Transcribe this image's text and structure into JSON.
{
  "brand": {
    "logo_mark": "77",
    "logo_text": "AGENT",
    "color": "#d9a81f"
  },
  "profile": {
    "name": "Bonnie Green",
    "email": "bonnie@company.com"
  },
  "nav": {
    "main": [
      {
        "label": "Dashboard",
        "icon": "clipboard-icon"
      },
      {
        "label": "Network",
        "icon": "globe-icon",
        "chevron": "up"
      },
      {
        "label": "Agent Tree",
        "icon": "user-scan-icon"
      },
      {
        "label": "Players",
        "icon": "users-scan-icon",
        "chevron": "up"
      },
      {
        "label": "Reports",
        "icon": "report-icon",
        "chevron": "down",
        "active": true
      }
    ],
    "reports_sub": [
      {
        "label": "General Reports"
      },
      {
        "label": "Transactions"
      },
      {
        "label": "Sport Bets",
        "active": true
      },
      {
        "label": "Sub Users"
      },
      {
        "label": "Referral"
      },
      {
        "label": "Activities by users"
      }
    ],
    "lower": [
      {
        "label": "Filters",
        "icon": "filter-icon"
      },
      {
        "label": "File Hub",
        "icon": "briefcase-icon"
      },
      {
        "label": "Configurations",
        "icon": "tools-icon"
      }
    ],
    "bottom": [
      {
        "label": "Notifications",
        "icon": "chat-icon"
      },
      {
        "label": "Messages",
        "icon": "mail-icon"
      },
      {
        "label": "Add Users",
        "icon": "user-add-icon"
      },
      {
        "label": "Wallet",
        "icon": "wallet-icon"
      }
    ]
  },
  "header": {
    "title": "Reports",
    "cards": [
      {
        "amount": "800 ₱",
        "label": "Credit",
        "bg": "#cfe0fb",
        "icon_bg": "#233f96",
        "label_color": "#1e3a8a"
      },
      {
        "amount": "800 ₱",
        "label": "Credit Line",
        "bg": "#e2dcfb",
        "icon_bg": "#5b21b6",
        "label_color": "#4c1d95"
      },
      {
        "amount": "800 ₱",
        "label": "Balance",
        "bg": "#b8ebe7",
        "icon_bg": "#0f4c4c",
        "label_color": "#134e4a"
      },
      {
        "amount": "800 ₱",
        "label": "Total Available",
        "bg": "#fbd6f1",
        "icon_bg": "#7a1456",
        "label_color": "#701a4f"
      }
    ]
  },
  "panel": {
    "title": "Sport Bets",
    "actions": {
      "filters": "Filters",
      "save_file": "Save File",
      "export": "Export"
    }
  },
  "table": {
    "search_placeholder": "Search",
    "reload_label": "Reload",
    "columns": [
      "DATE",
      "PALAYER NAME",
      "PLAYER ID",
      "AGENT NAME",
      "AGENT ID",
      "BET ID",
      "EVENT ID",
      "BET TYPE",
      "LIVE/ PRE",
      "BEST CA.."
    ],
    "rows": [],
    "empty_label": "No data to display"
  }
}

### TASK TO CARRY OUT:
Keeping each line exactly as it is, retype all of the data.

### TASK ANSWER:
Transcribe this image's text and structure into JSON.
{
  "brand": {
    "logo_mark": "77",
    "logo_text": "AGENT",
    "color": "#d9a81f"
  },
  "profile": {
    "name": "Bonnie Green",
    "email": "bonnie@company.com"
  },
  "nav": {
    "main": [
      {
        "label": "Dashboard",
        "icon": "clipboard-icon"
      },
      {
        "label": "Network",
        "icon": "globe-icon",
        "chevron": "up"
      },
      {
        "label": "Agent Tree",
        "icon": "user-scan-icon"
      },
      {
        "label": "Players",
        "icon": "users-scan-icon",
        "chevron": "up"
      },
      {
        "label": "Reports",
        "icon": "report-icon",
        "chevron": "down",
        "active": true
      }
    ],
    "reports_sub": [
      {
        "label": "General Reports"
      },
      {
        "label": "Transactions"
      },
      {
        "label": "Sport Bets",
        "active": true
      },
      {
        "label": "Sub Users"
      },
      {
        "label": "Referral"
      },
      {
        "label": "Activities by users"
      }
    ],
    "lower": [
      {
        "label": "Filters",
        "icon": "filter-icon"
      },
      {
        "label": "File Hub",
        "icon": "briefcase-icon"
      },
      {
        "label": "Configurations",
        "icon": "tools-icon"
      }
    ],
    "bottom": [
      {
        "label": "Notifications",
        "icon": "chat-icon"
      },
      {
        "label": "Messages",
        "icon": "mail-icon"
      },
      {
        "label": "Add Users",
        "icon": "user-add-icon"
      },
      {
        "label": "Wallet",
        "icon": "wallet-icon"
      }
    ]
  },
  "header": {
    "title": "Reports",
    "cards": [
      {
        "amount": "800 ₱",
        "label": "Credit",
        "bg": "#cfe0fb",
        "icon_bg": "#233f96",
        "label_color": "#1e3a8a"
      },
      {
        "amount": "800 ₱",
        "label": "Credit Line",
        "bg": "#e2dcfb",
        "icon_bg": "#5b21b6",
        "label_color": "#4c1d95"
      },
      {
        "amount": "800 ₱",
        "label": "Balance",
        "bg": "#b8ebe7",
        "icon_bg": "#0f4c4c",
        "label_color": "#134e4a"
      },
      {
        "amount": "800 ₱",
        "label": "Total Available",
        "bg": "#fbd6f1",
        "icon_bg": "#7a1456",
        "label_color": "#701a4f"
      }
    ]
  },
  "panel": {
    "title": "Sport Bets",
    "actions": {
      "filters": "Filters",
      "save_file": "Save File",
      "export": "Export"
    }
  },
  "table": {
    "search_placeholder": "Search",
    "reload_label": "Reload",
    "columns": [
      "DATE",
      "PALAYER NAME",
      "PLAYER ID",
      "AGENT NAME",
      "AGENT ID",
      "BET ID",
      "EVENT ID",
      "BET TYPE",
      "LIVE/ PRE",
      "BEST CA.."
    ],
    "rows": [],
    "empty_label": "No data to display"
  }
}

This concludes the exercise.